We assumed they went shopping for a deck of cards (hopefully they were not Taro cards…) and started discussing high-level strategic risks.
Not more than six months later a landslide (a natural culprit of the “technical kind”) took away one of the major double track lines in the country, and the company was ashamed by the media as they had to shuttle people on buses around the natural phenomenon. It took roughly another year for a similar phenomenon to occur elsewhere on the network, triggered, this time, by “anomalous rainfalls”. Remember, Black Swans were not invented yet!
No need to say, no one ever called us back, but, a few weeks ago, we learned by a RfP from that country that:
a) the Ministry of Transportation had “taken away” from the rail road company their Risk Management function (a loss of freedom, like being put under monitoring by a higher authority).
b) The Ministry of Transportation had put together a Risk Management approach that goes down to the single switch, single signal, single rockfall detail at country-wide scale (so much for looking into strategic, high level risks only…NOT!). Pretty much what we had done for many other clients, but was thrown away by the CEO.
c) The Ministry of Transportation had developed a pilot study and is now in RfP phase for a custom tailored computer application at country scale.
So, you might ask, what are the conclusions of this story? Well, here they are, under the form of simple questions based on the verb “to lose”:
Why lose ten years of precious time?
Why go deep into crises, ending up losing your freedom?
Why lose loads of money?
Why lose your sight, blinded by irrational approaches?
When you see it written like this it sounds so simple, so easy, yet, when it comes to actually doing things, few companies, few boards of directors, few individuals actually give themselves the means to embrace rational and scientific approaches to Risk and Crisis Management using clearly defined tolerability criteria, the only way to be a winner rather than a loser…We will not discuss banks and governments, but you can see from the media, the story is perfectly mirrored in those fields as well.
Because all of this sounds more like the result of cognitive biases, and other psychological effects impacting the board of directors, seen as deeply interacting constellation of individuals, we have decided to team up with a specialist of systemic behavioural facilitation and we will soon offer in-house or public integrated sessions.
During these sessions Risk and Crisis Management, Risk Based Decision Making will be discussed while fostering deep understanding of the group biases and behaviour when the group is involved into decision making processes and uncertainties. The goal?
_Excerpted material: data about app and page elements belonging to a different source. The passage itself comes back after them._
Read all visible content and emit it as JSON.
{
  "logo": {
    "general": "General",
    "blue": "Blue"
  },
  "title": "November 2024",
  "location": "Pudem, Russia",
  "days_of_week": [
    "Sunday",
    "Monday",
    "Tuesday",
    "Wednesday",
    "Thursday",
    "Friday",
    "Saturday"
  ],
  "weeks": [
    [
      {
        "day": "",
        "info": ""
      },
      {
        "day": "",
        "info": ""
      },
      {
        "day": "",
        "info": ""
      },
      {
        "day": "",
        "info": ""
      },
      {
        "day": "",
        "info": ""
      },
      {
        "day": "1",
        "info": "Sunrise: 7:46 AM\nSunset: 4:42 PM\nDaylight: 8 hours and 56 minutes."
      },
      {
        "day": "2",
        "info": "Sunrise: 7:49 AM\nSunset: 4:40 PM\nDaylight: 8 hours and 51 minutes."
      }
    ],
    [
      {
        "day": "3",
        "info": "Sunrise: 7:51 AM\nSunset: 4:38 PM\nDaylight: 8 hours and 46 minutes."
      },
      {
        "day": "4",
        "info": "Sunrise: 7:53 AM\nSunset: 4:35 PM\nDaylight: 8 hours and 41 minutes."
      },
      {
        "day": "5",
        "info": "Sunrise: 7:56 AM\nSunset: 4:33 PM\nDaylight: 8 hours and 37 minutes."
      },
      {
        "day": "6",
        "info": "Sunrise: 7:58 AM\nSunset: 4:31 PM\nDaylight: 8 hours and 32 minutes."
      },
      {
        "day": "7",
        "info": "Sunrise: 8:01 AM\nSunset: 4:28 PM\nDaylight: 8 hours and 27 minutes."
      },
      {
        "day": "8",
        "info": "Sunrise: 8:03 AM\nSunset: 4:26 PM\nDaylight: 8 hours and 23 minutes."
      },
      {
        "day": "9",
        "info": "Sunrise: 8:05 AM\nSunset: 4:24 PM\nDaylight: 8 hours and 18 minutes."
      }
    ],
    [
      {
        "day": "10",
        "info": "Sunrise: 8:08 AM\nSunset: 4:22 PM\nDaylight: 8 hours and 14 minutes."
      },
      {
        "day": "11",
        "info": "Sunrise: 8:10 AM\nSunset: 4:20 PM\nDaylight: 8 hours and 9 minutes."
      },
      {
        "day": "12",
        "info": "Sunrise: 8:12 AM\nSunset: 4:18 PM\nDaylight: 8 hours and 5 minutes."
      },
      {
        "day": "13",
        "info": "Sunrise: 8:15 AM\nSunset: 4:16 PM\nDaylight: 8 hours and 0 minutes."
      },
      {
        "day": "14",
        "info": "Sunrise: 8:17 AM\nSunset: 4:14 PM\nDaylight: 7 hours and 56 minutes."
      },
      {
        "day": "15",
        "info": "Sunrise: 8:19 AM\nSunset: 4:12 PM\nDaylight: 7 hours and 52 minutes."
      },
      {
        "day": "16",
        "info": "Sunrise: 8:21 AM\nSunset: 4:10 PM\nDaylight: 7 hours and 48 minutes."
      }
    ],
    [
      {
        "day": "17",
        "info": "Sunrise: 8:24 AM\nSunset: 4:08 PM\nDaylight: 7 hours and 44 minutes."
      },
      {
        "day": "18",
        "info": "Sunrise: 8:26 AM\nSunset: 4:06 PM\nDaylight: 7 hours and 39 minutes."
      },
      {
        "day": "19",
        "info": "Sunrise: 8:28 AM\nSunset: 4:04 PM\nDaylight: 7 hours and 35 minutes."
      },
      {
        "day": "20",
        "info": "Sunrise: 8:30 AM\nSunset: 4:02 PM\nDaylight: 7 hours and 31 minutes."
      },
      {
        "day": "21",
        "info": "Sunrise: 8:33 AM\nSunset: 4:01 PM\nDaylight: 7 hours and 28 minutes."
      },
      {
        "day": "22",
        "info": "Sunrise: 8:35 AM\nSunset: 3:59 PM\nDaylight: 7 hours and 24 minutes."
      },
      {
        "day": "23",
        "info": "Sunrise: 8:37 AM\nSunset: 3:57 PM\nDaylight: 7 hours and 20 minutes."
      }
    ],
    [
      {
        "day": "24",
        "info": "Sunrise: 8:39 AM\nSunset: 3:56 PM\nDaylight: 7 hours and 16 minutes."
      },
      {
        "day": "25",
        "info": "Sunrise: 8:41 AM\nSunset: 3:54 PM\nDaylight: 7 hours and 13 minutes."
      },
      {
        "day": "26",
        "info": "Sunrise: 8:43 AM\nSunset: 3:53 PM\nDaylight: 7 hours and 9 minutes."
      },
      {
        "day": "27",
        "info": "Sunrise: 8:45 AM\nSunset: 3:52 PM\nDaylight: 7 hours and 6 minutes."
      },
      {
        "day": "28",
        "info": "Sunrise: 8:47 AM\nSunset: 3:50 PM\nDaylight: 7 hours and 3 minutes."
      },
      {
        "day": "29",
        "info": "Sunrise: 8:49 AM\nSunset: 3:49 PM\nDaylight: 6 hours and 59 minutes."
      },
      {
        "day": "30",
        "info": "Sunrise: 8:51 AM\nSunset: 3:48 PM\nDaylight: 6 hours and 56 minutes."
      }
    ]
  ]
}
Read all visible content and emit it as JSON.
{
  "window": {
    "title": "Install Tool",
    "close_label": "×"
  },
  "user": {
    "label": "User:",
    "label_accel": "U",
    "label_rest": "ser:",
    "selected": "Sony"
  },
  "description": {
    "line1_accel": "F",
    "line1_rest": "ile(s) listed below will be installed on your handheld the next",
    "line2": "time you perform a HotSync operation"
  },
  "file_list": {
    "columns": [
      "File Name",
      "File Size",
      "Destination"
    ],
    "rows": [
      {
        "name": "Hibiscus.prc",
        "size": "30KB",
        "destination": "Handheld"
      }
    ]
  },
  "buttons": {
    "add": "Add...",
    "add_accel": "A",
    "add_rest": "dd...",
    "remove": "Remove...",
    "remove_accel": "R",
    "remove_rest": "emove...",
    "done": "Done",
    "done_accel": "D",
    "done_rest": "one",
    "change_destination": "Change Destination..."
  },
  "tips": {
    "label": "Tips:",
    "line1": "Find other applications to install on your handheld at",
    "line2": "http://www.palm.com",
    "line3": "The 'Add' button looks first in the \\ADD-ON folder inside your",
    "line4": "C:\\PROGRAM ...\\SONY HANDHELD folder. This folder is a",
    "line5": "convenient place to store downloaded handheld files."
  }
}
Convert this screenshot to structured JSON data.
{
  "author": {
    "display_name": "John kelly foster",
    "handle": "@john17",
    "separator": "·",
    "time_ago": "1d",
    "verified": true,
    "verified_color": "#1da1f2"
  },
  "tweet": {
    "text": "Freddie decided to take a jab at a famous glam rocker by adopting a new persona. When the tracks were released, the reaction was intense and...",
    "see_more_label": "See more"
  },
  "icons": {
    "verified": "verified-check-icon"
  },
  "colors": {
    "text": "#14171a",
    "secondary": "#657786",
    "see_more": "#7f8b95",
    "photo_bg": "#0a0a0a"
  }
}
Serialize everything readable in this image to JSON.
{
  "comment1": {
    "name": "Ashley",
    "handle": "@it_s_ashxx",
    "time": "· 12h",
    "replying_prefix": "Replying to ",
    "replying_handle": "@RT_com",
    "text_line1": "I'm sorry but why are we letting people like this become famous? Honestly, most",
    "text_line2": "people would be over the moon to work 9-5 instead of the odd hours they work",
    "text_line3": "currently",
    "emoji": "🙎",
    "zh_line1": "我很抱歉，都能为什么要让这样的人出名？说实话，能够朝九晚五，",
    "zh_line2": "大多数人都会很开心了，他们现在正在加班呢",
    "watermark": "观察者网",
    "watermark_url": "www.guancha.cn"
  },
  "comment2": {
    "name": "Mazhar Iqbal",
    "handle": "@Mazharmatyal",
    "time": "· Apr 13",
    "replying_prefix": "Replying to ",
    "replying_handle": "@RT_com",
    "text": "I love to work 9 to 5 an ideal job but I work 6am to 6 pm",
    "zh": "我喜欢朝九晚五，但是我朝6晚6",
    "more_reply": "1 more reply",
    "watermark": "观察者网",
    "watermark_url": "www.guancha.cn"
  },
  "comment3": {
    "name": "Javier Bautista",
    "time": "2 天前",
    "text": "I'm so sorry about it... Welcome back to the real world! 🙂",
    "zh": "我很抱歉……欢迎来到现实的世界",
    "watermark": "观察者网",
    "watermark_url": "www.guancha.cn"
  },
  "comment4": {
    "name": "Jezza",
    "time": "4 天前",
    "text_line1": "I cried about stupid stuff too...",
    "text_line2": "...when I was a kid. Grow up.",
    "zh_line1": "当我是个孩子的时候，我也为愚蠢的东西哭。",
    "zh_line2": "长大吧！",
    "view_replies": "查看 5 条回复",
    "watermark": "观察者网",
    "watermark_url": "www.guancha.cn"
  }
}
Your success, your survival, your modernization, your openness, and at the end, of course “your happiness and well-being”.
Contact Riskope to discuss the details, book a session at your HQ, or organize a public engagement. We are active world-wide and have deep understanding of cross-cultural environments.